“I joined Urban Underground my sophomore year so I wasn’t bored for too long,” Ray said.
The free mobile app was recently launched on Google Play and the iTunes store. The app provides locations, contacts, types of activities and links to organizations’ Web sites for more than 200 after-school programs and activities for youths ages 12 to 18. Users can also identify program sites in close proximity to where they are.
During her first year at Urban Underground, Ray and her peers worked with the Center for Youth Engagement (CYE), a nonprofit committed to improving opportunities for urban youth. “We created a survey to … find out what the students were doing after school, and if they weren’t involved in anything, to find out what were the barriers,” Ray said.
The survey found that 70 percent of the youth who were not involved in after-school programs or activities said they didn’t participate because they didn’t know how to find them. The results led CYE to initiate Beyond The Bell to focus on improving coordination among youth programs and services in Milwaukee County. First, CYE gathered data for Youth Map Milwaukee, a Web site that maps after-school programs and activities. But when youth from partner organizations pointed out that they typically access the Internet through their cell phones, not on computers, the idea for the app was born.
Although many initiatives are geared to young people, most don’t involve young people, said Reggie Moore, founder and executive director of CYE. But, from the outset, Beyond The Bell involved young people in every aspect of the project.

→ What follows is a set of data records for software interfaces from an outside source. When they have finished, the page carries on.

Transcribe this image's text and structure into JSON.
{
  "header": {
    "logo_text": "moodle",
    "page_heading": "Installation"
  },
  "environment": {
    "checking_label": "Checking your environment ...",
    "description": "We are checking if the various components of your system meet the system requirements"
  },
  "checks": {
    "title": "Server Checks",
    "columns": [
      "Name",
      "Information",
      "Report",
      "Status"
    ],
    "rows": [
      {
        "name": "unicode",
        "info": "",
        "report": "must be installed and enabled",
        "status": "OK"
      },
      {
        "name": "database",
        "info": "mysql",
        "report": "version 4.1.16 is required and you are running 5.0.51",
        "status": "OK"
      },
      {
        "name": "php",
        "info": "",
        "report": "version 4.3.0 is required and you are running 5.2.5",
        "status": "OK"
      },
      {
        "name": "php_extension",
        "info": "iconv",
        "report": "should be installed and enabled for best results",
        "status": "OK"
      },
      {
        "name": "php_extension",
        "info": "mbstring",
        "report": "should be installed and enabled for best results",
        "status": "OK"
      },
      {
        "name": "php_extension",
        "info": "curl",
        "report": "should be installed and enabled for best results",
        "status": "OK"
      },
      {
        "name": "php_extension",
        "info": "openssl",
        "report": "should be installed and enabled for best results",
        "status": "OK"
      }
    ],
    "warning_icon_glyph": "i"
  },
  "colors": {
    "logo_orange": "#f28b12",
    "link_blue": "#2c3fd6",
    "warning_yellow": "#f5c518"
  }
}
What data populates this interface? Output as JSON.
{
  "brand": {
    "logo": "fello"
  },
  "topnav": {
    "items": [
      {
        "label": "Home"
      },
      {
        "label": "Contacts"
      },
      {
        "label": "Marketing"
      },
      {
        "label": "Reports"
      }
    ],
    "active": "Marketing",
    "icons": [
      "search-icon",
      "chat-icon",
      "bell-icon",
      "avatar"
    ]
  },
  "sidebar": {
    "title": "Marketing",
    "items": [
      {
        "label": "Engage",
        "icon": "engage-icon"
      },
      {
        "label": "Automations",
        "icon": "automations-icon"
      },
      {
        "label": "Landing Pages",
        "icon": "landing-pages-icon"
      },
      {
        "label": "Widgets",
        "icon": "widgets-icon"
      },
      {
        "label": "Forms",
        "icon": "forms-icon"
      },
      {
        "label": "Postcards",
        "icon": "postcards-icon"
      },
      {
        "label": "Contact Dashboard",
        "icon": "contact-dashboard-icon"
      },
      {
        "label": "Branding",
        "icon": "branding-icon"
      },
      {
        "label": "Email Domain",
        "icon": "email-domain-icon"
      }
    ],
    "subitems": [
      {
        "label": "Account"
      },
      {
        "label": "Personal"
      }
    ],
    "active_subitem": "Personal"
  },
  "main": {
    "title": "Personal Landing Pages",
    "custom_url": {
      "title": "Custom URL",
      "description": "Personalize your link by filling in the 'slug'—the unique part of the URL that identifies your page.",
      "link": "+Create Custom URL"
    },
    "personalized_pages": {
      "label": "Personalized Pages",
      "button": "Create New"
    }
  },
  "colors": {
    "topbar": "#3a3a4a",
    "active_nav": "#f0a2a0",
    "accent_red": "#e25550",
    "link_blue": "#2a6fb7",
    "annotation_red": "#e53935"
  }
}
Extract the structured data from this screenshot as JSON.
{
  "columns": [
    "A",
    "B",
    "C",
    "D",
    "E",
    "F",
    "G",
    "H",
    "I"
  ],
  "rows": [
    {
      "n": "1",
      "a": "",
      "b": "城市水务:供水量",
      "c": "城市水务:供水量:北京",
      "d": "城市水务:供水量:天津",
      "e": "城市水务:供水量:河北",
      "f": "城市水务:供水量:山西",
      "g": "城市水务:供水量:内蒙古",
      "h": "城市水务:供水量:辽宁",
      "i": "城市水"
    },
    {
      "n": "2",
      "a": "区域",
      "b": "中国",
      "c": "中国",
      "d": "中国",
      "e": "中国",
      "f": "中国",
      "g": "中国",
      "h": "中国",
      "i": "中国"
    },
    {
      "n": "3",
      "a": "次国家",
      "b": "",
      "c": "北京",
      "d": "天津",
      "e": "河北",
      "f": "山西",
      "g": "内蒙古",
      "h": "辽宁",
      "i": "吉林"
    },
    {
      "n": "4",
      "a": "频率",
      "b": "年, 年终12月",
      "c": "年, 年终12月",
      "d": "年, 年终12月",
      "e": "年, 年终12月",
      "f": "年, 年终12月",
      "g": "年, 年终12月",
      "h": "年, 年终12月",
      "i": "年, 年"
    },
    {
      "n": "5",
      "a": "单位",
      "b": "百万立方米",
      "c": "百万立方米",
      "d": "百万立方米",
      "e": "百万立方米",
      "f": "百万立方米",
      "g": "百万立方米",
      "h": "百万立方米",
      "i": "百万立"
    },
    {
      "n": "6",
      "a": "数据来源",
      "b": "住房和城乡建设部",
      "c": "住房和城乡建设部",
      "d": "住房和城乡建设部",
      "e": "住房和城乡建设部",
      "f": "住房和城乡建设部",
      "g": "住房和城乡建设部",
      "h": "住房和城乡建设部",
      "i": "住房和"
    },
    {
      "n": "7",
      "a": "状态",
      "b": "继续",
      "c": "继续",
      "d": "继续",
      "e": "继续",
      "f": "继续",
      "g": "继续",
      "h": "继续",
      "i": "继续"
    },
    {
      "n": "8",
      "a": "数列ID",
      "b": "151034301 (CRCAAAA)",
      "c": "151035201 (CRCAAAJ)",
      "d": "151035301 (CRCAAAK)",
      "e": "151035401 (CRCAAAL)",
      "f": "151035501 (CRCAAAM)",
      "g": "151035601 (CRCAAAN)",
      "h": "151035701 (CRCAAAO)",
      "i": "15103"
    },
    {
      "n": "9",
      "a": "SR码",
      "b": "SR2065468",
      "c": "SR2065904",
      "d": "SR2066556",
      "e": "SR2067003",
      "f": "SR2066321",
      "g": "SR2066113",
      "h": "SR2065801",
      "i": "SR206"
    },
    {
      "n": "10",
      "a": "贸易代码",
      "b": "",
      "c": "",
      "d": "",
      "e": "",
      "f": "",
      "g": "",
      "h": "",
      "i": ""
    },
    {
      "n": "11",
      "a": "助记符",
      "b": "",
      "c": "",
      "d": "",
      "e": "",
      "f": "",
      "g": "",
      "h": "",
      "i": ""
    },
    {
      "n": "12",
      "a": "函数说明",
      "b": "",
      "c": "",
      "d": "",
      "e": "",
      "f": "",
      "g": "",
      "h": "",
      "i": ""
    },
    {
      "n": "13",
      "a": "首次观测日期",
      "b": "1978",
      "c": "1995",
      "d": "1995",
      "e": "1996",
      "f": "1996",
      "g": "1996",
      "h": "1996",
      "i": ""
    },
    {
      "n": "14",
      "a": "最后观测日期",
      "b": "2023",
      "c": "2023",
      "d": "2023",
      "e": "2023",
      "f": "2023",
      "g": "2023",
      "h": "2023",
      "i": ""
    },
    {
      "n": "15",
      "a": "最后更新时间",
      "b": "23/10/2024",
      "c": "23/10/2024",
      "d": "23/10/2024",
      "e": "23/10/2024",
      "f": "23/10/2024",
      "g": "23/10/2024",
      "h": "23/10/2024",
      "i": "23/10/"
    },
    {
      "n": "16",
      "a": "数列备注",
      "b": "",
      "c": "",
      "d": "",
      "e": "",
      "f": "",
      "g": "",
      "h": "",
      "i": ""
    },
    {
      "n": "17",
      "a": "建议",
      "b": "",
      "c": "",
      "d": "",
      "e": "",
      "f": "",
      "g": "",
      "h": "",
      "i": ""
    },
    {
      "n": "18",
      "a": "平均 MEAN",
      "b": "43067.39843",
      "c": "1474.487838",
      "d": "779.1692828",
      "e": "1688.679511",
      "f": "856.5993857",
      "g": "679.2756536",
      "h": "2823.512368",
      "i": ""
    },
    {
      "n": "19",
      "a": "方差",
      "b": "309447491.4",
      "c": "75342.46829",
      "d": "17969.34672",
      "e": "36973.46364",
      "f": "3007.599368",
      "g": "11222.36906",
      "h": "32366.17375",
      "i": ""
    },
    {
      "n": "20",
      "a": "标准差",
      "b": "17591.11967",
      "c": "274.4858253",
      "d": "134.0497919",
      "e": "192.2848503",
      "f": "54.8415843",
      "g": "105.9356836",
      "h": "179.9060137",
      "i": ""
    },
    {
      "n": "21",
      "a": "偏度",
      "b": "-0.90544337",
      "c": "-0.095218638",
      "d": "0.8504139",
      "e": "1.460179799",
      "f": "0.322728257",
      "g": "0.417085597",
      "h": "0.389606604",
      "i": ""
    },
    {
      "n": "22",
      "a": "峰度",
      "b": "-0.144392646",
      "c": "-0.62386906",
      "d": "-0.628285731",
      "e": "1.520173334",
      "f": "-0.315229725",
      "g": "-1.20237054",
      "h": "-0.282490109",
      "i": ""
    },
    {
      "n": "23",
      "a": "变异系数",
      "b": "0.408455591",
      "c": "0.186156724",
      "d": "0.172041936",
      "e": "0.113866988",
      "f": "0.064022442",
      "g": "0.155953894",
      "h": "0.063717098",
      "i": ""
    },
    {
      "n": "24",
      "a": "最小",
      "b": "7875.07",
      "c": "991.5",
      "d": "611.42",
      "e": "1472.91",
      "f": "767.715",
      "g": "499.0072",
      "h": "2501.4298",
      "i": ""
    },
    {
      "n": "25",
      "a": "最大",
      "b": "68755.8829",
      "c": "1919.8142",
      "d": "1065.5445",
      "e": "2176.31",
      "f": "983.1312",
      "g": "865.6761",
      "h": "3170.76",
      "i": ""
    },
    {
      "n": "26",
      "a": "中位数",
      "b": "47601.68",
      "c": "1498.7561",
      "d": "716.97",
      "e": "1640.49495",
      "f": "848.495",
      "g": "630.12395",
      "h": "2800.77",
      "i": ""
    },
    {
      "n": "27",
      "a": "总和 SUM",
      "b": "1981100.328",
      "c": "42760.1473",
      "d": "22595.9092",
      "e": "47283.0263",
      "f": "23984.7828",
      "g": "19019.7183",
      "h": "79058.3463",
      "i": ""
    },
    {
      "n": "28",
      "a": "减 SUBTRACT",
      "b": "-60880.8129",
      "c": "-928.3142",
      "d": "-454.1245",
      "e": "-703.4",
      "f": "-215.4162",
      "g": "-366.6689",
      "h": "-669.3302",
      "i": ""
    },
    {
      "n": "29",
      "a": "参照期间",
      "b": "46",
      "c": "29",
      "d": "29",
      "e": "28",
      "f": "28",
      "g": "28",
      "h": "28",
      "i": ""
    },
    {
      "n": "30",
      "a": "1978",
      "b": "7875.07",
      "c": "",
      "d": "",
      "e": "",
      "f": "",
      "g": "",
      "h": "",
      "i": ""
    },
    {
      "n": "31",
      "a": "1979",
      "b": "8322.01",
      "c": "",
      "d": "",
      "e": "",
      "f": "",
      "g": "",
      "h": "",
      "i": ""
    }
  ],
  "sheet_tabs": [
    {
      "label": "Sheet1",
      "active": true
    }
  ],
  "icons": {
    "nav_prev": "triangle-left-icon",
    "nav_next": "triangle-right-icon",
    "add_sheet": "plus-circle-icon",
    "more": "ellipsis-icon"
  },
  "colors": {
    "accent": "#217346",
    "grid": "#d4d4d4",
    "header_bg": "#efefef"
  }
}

They also will be involved in updating the app and all ongoing aspects, he explained.
Brothers Abraham Castillo, 17, and Everardo Martinez-Saavedra, 16, together with other teen participants, collected data for Youth Map and the Beyond the Bell app by calling organizations around the city and asking about their offerings. Calling strangers was difficult at first, “but it became a lot easier as we got experience and I learned a lot about what was offered,” Abraham said. Another benefit for the brothers, who live on the South Side, has been getting to know teens from other neighborhoods around the city, they said.
“I like (the project) a lot because it’s something that we put our hard work into and it’s going to benefit other kids who are not going to be bored like we (were),” Abraham added.
Abraham and Everardo’s father enrolled them in Hope House’s Shining Stars Youth Program when they were in grade school, the brothers said. Others who worked on data collection came from Urban Underground and Neulife. Teens from Milwaukee Christian Center, Pearls for Teen Girls, Running Rebels and True Skool participated in focus groups.
The focus groups were assembled by Dustin Hahn, UWM’s App Brewery project manager, and his team, who built the app free of charge. The youth provided input on the appearance, desired features and other aspects of the app as it was being developed.
“The feel of it will be really appealing to (young people),” Ray said. “The colors are bright. The process isn’t lengthy. It’s fun and easy to use,” she added.
As people begin using the app, Hahn noted, his team will make adjustments and fixes. “We try to produce the best quality software we can but there’s nothing like real-life testing,” he said. His team would love to continue working with Beyond The Bell to advance the app, he added.
According to Ray, the app will be promoted at schools, youth organizations, events attended by youth and through social media. Moore said that a Beyond the Bell adult working group is developing an outreach strategy and he expects members will ask public relations and advertising agencies for help.
Brian Litzsey, co-chair of Beyond the Bell’s access working group, said “the best part of this project is young people actually had a voice in how (the app) looks.” He noted that even adults tend not to have a chance to work on many projects from the initial concept to the end. Litzsey added that this kind of success allows young people to understand what they are capable of accomplishing.